- [What the task asks]: Show only those lines of the entries where the string "true" is found.

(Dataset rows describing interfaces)

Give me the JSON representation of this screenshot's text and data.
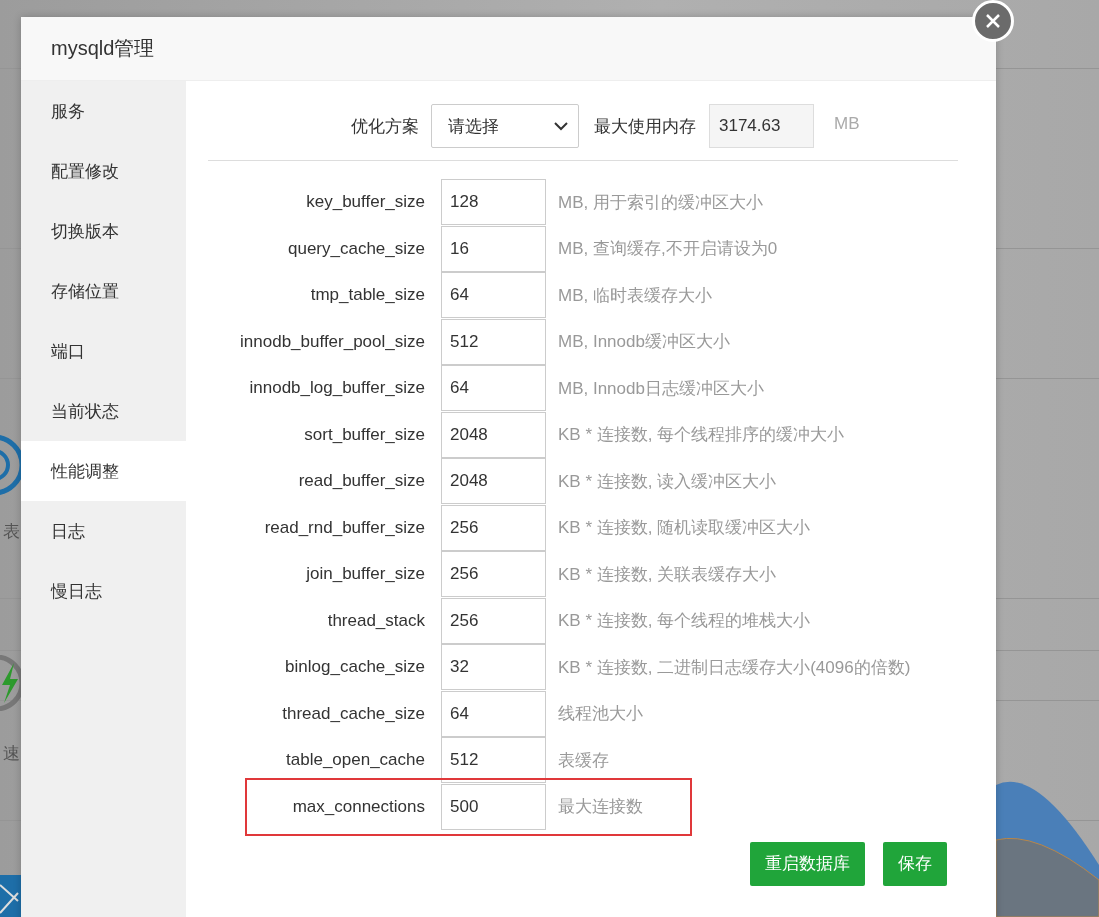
{
  "background": {
    "labels": [
      "表",
      "速"
    ]
  },
  "dialog": {
    "title": "mysqld管理"
  },
  "sidebar": {
    "items": [
      {
        "label": "服务",
        "selected": false
      },
      {
        "label": "配置修改",
        "selected": false
      },
      {
        "label": "切换版本",
        "selected": false
      },
      {
        "label": "存储位置",
        "selected": false
      },
      {
        "label": "端口",
        "selected": false
      },
      {
        "label": "当前状态",
        "selected": false
      },
      {
        "label": "性能调整",
        "selected": true
      },
      {
        "label": "日志",
        "selected": false
      },
      {
        "label": "慢日志",
        "selected": false
      }
    ]
  },
  "toolbar": {
    "scheme_label": "优化方案",
    "scheme_value": "请选择",
    "memory_label": "最大使用内存",
    "memory_value": "3174.63",
    "memory_unit": "MB"
  },
  "params": [
    {
      "name": "key_buffer_size",
      "value": "128",
      "description": "MB, 用于索引的缓冲区大小",
      "highlighted": false
    },
    {
      "name": "query_cache_size",
      "value": "16",
      "description": "MB, 查询缓存,不开启请设为0",
      "highlighted": false
    },
    {
      "name": "tmp_table_size",
      "value": "64",
      "description": "MB, 临时表缓存大小",
      "highlighted": false
    },
    {
      "name": "innodb_buffer_pool_size",
      "value": "512",
      "description": "MB, Innodb缓冲区大小",
      "highlighted": false
    },
    {
      "name": "innodb_log_buffer_size",
      "value": "64",
      "description": "MB, Innodb日志缓冲区大小",
      "highlighted": false
    },
    {
      "name": "sort_buffer_size",
      "value": "2048",
      "description": "KB * 连接数, 每个线程排序的缓冲大小",
      "highlighted": false
    },
    {
      "name": "read_buffer_size",
      "value": "2048",
      "description": "KB * 连接数, 读入缓冲区大小",
      "highlighted": false
    },
    {
      "name": "read_rnd_buffer_size",
      "value": "256",
      "description": "KB * 连接数, 随机读取缓冲区大小",
      "highlighted": false
    },
    {
      "name": "join_buffer_size",
      "value": "256",
      "description": "KB * 连接数, 关联表缓存大小",
      "highlighted": false
    },
    {
      "name": "thread_stack",
      "value": "256",
      "description": "KB * 连接数, 每个线程的堆栈大小",
      "highlighted": false
    },
    {
      "name": "binlog_cache_size",
      "value": "32",
      "description": "KB * 连接数, 二进制日志缓存大小(4096的倍数)",
      "highlighted": false
    },
    {
      "name": "thread_cache_size",
      "value": "64",
      "description": "线程池大小",
      "highlighted": false
    },
    {
      "name": "table_open_cache",
      "value": "512",
      "description": "表缓存",
      "highlighted": false
    },
    {
      "name": "max_connections",
      "value": "500",
      "description": "最大连接数",
      "highlighted": true
    }
  ],
  "buttons": [
    "重启数据库",
    "保存"
  ]
}
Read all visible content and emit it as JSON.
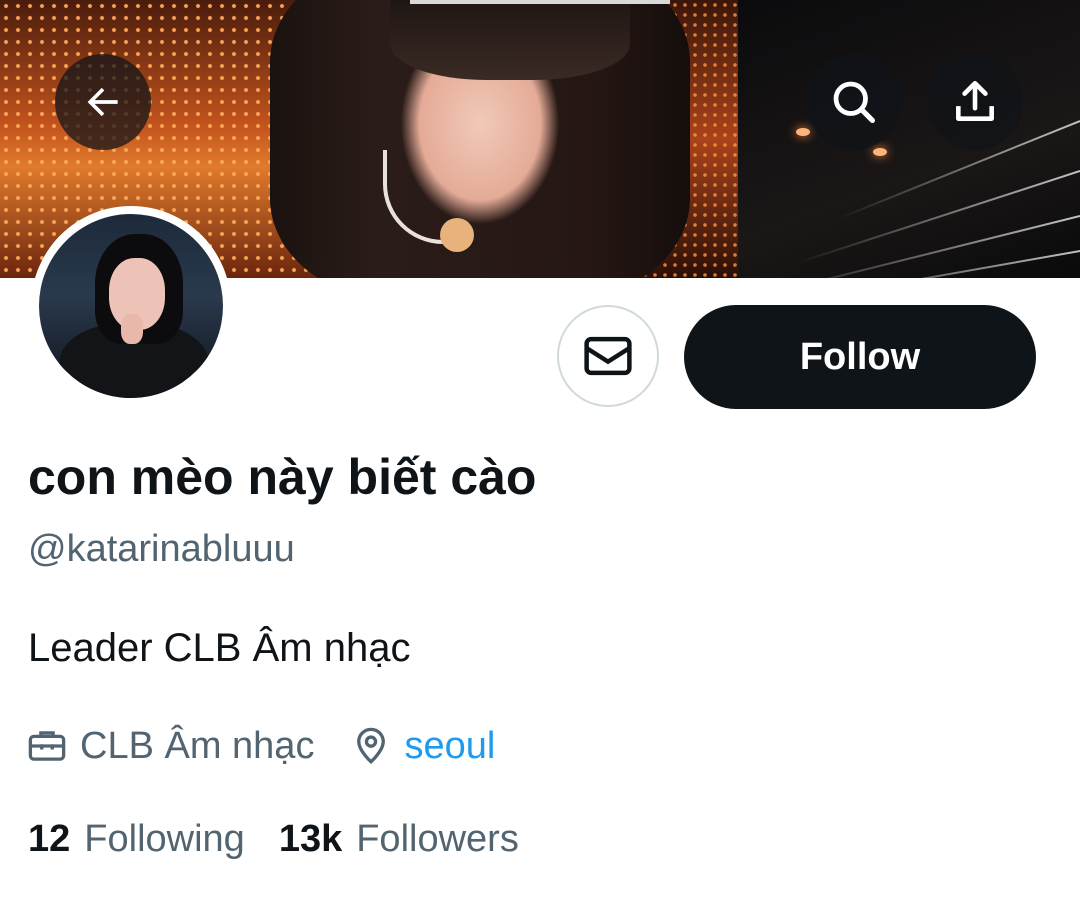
{
  "header": {
    "back_icon": "arrow-left-icon",
    "search_icon": "search-icon",
    "share_icon": "share-upload-icon"
  },
  "profile": {
    "display_name": "con mèo này biết cào",
    "handle": "@katarinabluuu",
    "bio": "Leader CLB Âm nhạc",
    "work": "CLB Âm nhạc",
    "location": "seoul"
  },
  "actions": {
    "message_icon": "envelope-icon",
    "follow_label": "Follow"
  },
  "stats": {
    "following_count": "12",
    "following_label": "Following",
    "followers_count": "13k",
    "followers_label": "Followers"
  },
  "colors": {
    "text_primary": "#0f1419",
    "text_secondary": "#536471",
    "link": "#1d9bf0",
    "follow_bg": "#0f1419"
  }
}
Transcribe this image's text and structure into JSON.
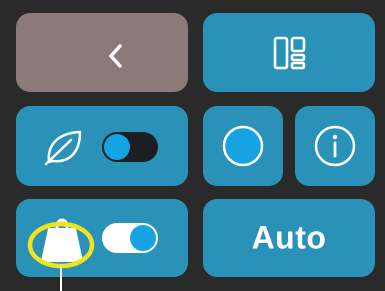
{
  "controls": {
    "back_button": {
      "icon": "chevron-left-icon"
    },
    "layout_button": {
      "icon": "layout-grid-icon"
    },
    "eco_mode": {
      "icon": "leaf-icon",
      "enabled": false
    },
    "record_button": {
      "icon": "circle-icon"
    },
    "info_button": {
      "icon": "info-icon"
    },
    "weight_mode": {
      "icon": "weight-icon",
      "enabled": true
    },
    "auto_button": {
      "label": "Auto"
    }
  },
  "annotation": {
    "color": "#f2e41c"
  },
  "colors": {
    "background": "#2a2a2a",
    "tile": "#2a92b8",
    "back_tile": "#8b7a78",
    "toggle_knob": "#15a3e2"
  }
}
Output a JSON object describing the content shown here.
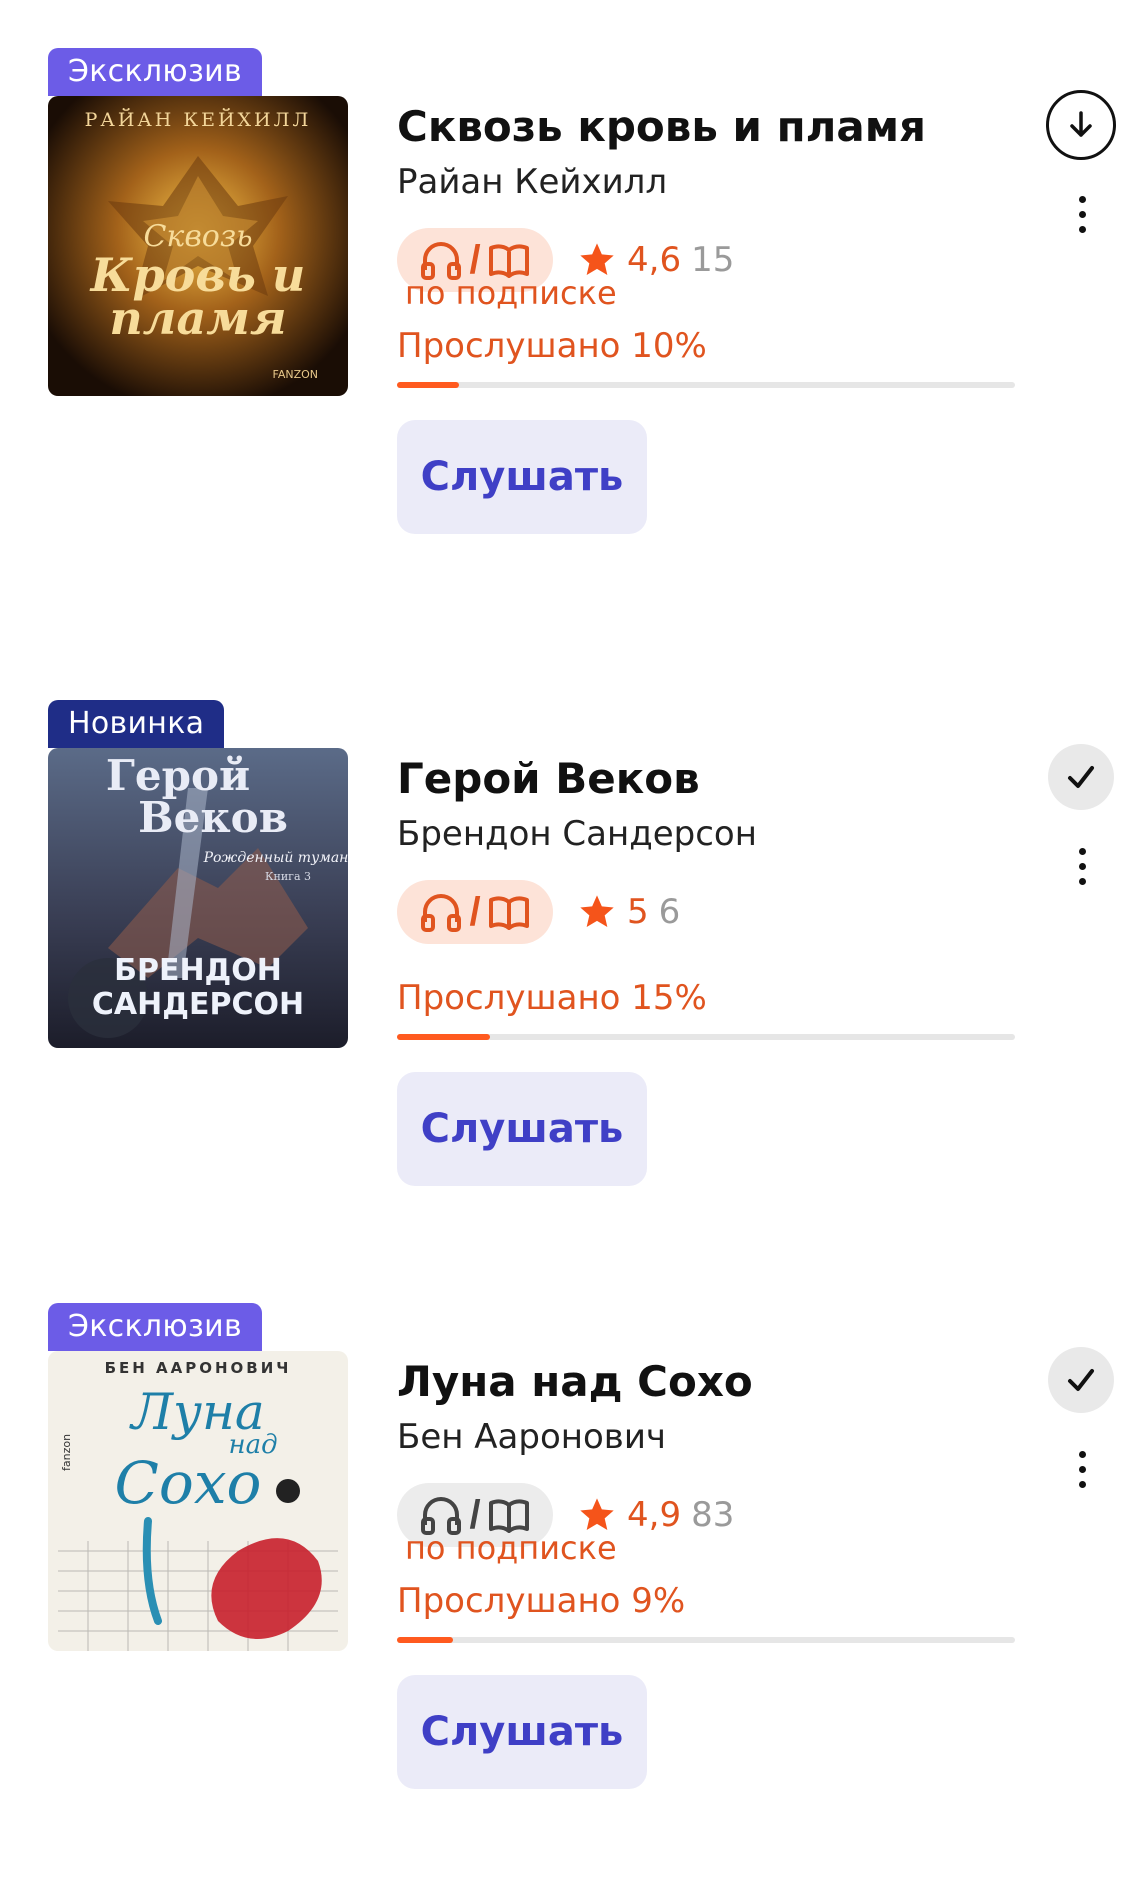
{
  "colors": {
    "accent": "#e0541f",
    "progress": "#ff5a1f",
    "badge_exclusive": "#6c5ce7",
    "badge_new": "#1f2d87",
    "button_bg": "#ebebf8",
    "button_text": "#3f3fc6"
  },
  "books": [
    {
      "badge": "Эксклюзив",
      "cover_text": {
        "author": "РАЙАН КЕЙХИЛЛ",
        "line1": "Сквозь",
        "line2": "Кровь и",
        "line3": "пламя",
        "publisher": "FANZON"
      },
      "title": "Сквозь кровь и пламя",
      "author": "Райан Кейхилл",
      "rating": "4,6",
      "rating_count": "15",
      "subscription": "по подписке",
      "progress_label": "Прослушано 10%",
      "progress": 0.1,
      "listen_label": "Слушать",
      "status_icon": "download-icon"
    },
    {
      "badge": "Новинка",
      "cover_text": {
        "line1": "Герой",
        "line2": "Веков",
        "subtitle": "Рожденный туманом",
        "book": "Книга 3",
        "author1": "БРЕНДОН",
        "author2": "САНДЕРСОН"
      },
      "title": "Герой Веков",
      "author": "Брендон Сандерсон",
      "rating": "5",
      "rating_count": "6",
      "progress_label": "Прослушано 15%",
      "progress": 0.15,
      "listen_label": "Слушать",
      "status_icon": "check-icon"
    },
    {
      "badge": "Эксклюзив",
      "cover_text": {
        "author": "БЕН ААРОНОВИЧ",
        "line1": "Луна",
        "line2": "над",
        "line3": "Сохо",
        "publisher": "fanzon"
      },
      "title": "Луна над Сохо",
      "author": "Бен Ааронович",
      "rating": "4,9",
      "rating_count": "83",
      "subscription": "по подписке",
      "progress_label": "Прослушано 9%",
      "progress": 0.09,
      "listen_label": "Слушать",
      "status_icon": "check-icon"
    }
  ]
}
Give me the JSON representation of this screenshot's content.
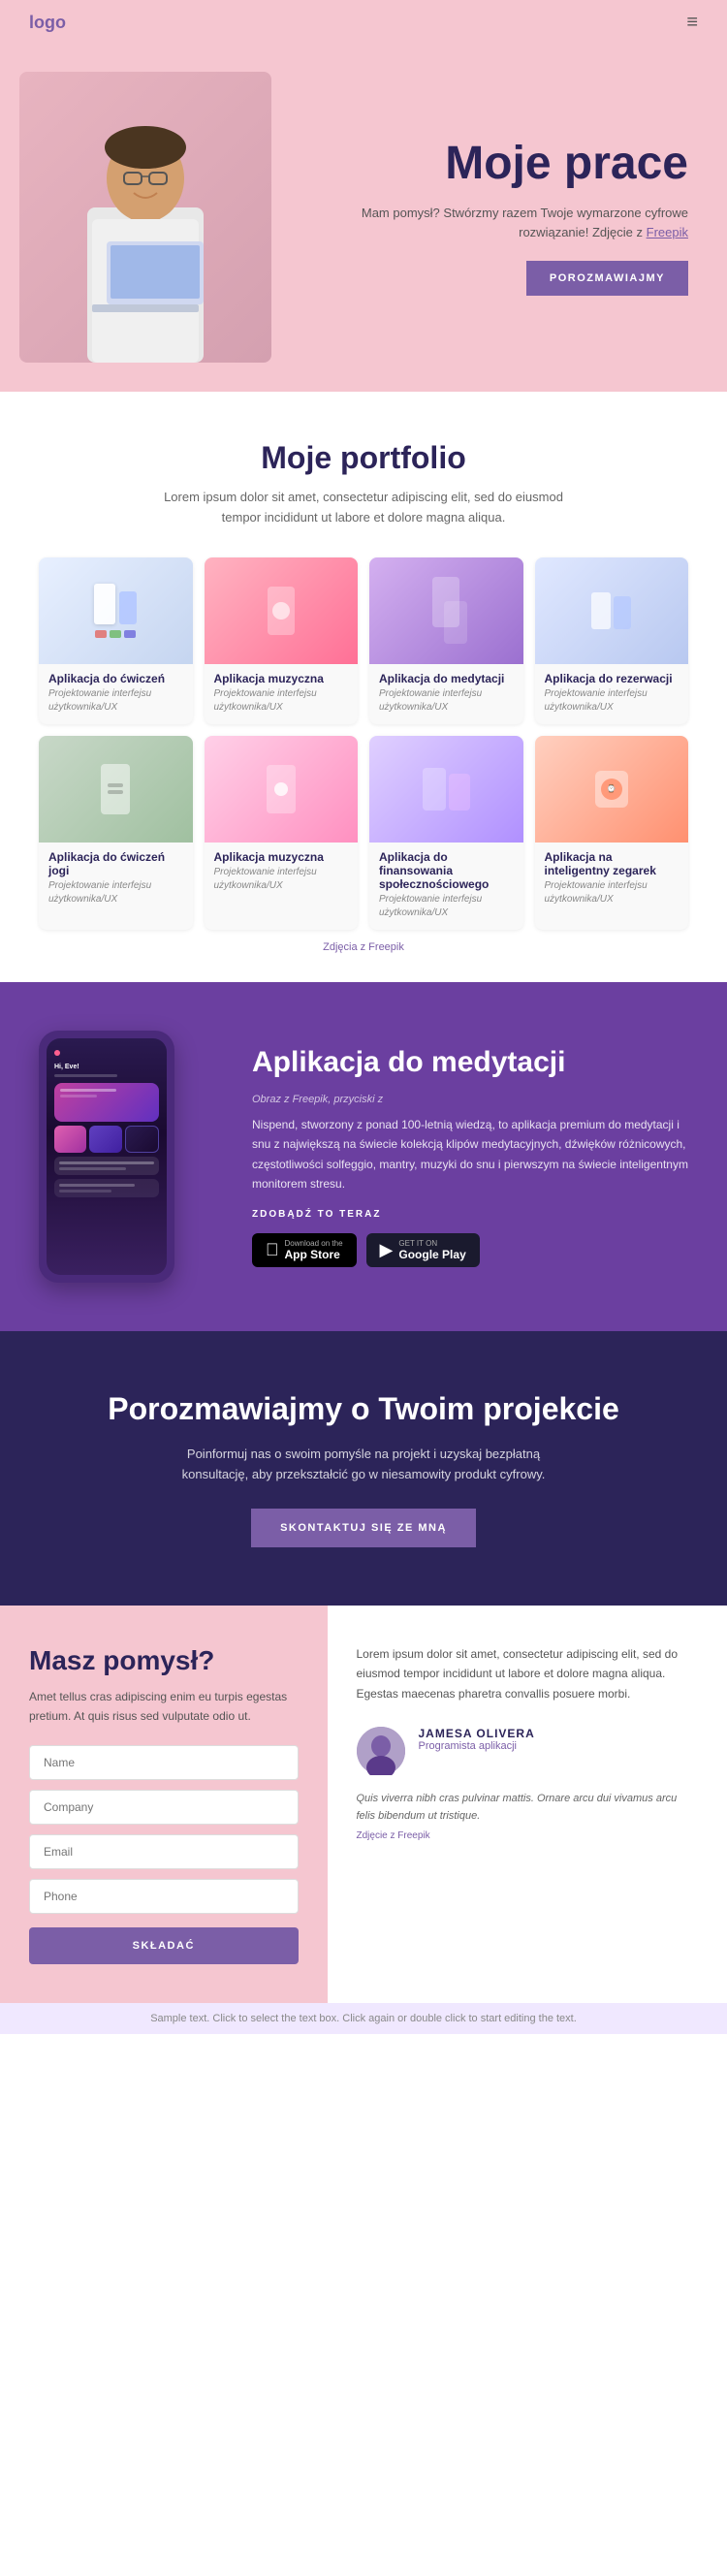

- [Response area]:
        "selected": true
      "highlighted": true
      "enabled": true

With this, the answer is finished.